Global Equity Challenges in COVID-19 Vaccine Purchasing

Thumbnail Image



Journal Title

Journal ISSN

Volume Title


A rush to preemptively secure COVID-19 vaccines resulted in high income countries hoarding an excess supply while low- and middle-income countries are prevented from equitable access. Previous work on equity in vaccine purchasing has compared cases per million of COVID-19 to vaccination coverage but does not reflect urgent pressures placed on healthcare systems. This analysis investigates vaccination coverage against three measures of COVID-19 burden: deaths per 100,000 population, general hospital capacity reached, and ICU capacity reached, in order to identify the countries overburdened and underrepresented in vaccine purchasing. Publicly available data from the Duke Launch & Scale Speedometer, IHME COVID-19 projections, and Johns Hopkins COVID-19 mortality reports are used for this analysis. While non-high-income countries comprised 64% of this dataset, they represented 93% of countries in ICU crisis, 87% in general hospital capacity crisis, and 85% in a mortality crisis. This data provides evidence for the creation of a priority list for equitable global allocation of vaccines to low- and middle-income countries. High income countries can be incentivized to redistribute their excess vaccine supplies by reframing measures of pandemic progress away from nationalistic targets.





Raj, Aneesha (2021). Global Equity Challenges in COVID-19 Vaccine Purchasing. Honors thesis, Duke University. Retrieved from

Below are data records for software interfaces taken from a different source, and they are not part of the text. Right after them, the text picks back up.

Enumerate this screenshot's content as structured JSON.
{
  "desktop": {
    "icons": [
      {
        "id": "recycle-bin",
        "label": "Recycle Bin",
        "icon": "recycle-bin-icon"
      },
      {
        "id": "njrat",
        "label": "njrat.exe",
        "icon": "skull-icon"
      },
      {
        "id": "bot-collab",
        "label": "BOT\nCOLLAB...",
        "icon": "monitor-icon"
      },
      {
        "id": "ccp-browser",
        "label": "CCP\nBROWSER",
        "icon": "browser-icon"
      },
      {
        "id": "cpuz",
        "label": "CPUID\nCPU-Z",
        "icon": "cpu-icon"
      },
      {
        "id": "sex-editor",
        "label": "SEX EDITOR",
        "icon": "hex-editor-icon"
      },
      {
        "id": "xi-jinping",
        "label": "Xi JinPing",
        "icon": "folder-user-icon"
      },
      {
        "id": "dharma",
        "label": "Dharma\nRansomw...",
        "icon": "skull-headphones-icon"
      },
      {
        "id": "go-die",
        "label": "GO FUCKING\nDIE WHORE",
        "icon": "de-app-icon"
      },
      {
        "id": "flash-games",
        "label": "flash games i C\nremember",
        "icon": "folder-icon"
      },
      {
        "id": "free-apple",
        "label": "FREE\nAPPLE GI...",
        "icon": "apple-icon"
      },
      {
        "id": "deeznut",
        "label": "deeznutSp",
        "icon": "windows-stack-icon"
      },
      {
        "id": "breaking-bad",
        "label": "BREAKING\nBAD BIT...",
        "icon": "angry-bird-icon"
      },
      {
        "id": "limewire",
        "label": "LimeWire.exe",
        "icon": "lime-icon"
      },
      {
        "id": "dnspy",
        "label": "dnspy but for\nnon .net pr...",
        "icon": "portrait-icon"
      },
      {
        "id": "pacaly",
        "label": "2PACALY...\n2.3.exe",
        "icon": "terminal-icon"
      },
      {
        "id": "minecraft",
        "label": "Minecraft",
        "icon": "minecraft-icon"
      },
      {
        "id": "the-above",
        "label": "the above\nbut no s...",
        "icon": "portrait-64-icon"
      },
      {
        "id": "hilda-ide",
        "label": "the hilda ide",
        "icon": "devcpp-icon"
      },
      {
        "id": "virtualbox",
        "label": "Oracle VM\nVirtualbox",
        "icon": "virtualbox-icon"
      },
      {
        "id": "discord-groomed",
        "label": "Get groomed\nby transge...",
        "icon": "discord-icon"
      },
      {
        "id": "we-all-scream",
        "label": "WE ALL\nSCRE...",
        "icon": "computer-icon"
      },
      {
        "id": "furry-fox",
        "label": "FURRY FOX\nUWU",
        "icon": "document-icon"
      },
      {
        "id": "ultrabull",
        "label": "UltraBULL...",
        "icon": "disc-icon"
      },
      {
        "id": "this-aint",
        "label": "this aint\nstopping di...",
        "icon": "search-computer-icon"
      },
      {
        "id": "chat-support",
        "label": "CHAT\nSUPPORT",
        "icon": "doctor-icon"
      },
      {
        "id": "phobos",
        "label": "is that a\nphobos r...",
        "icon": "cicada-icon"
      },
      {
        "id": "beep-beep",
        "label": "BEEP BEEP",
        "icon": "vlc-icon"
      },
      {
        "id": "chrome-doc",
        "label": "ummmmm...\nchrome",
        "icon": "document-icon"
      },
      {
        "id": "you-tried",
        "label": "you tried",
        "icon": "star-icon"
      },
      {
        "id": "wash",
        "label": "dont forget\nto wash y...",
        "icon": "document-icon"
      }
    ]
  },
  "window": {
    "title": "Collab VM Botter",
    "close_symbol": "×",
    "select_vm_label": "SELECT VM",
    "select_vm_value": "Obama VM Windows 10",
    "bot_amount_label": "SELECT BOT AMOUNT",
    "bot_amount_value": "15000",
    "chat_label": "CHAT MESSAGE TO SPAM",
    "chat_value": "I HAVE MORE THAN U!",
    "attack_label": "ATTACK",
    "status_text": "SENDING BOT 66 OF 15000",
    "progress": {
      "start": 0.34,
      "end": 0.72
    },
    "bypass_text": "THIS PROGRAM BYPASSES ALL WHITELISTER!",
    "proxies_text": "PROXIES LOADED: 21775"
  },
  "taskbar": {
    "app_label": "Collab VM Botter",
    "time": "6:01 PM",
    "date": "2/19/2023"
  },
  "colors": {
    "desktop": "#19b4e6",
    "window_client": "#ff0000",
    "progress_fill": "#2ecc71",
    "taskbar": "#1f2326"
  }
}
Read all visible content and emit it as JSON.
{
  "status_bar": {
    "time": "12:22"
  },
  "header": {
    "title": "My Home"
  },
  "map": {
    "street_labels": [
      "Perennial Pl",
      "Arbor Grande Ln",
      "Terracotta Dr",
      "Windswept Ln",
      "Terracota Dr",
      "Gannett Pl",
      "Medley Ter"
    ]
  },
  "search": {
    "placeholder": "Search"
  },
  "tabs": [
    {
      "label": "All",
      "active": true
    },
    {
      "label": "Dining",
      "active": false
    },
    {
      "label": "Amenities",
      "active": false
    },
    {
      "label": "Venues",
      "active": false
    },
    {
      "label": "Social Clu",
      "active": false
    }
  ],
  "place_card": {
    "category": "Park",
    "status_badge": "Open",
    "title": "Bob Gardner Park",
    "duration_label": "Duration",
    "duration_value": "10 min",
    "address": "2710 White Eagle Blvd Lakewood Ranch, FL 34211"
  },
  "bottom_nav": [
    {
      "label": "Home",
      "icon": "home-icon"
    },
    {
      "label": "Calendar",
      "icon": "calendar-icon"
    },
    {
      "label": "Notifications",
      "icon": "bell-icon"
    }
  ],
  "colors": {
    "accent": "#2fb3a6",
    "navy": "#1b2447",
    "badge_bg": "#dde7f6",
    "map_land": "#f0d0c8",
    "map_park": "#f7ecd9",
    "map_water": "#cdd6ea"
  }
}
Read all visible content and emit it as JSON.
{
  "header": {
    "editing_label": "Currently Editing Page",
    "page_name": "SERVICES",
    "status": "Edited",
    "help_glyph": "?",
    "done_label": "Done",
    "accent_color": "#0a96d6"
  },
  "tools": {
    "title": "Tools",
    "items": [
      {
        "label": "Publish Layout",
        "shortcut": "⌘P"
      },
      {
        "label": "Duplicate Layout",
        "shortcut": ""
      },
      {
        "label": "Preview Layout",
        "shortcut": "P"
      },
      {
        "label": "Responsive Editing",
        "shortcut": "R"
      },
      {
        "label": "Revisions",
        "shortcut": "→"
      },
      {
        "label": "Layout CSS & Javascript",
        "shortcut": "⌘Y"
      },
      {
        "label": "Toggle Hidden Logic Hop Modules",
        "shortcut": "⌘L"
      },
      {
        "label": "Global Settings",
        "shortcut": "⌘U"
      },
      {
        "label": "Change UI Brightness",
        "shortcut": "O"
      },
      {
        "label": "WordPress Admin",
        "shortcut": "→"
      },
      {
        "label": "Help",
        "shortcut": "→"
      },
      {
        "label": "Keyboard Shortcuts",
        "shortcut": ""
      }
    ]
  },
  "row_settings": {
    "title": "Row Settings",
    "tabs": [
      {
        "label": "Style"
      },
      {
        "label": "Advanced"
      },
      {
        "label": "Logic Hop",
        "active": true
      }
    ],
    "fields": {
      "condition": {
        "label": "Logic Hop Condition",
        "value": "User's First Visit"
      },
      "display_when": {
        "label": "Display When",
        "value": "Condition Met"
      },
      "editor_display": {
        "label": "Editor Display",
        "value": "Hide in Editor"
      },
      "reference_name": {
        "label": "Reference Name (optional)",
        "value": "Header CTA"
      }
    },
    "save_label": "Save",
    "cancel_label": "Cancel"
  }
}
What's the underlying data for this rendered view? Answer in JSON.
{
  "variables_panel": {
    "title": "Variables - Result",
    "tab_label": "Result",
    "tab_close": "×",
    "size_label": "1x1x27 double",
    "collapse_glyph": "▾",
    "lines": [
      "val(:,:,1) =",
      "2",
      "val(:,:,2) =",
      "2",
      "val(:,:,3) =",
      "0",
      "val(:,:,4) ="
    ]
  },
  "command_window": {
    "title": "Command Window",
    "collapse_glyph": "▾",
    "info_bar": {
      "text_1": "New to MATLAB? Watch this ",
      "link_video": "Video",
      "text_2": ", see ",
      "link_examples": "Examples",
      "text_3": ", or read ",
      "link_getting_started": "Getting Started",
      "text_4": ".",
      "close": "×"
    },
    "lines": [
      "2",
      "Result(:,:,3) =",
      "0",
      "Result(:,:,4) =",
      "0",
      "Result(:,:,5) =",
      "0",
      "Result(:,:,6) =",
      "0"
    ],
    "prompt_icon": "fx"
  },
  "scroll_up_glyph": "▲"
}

Dukes student scholarship is made available to the public using a Creative Commons Attribution / Non-commercial / No derivative (CC-BY-NC-ND) license.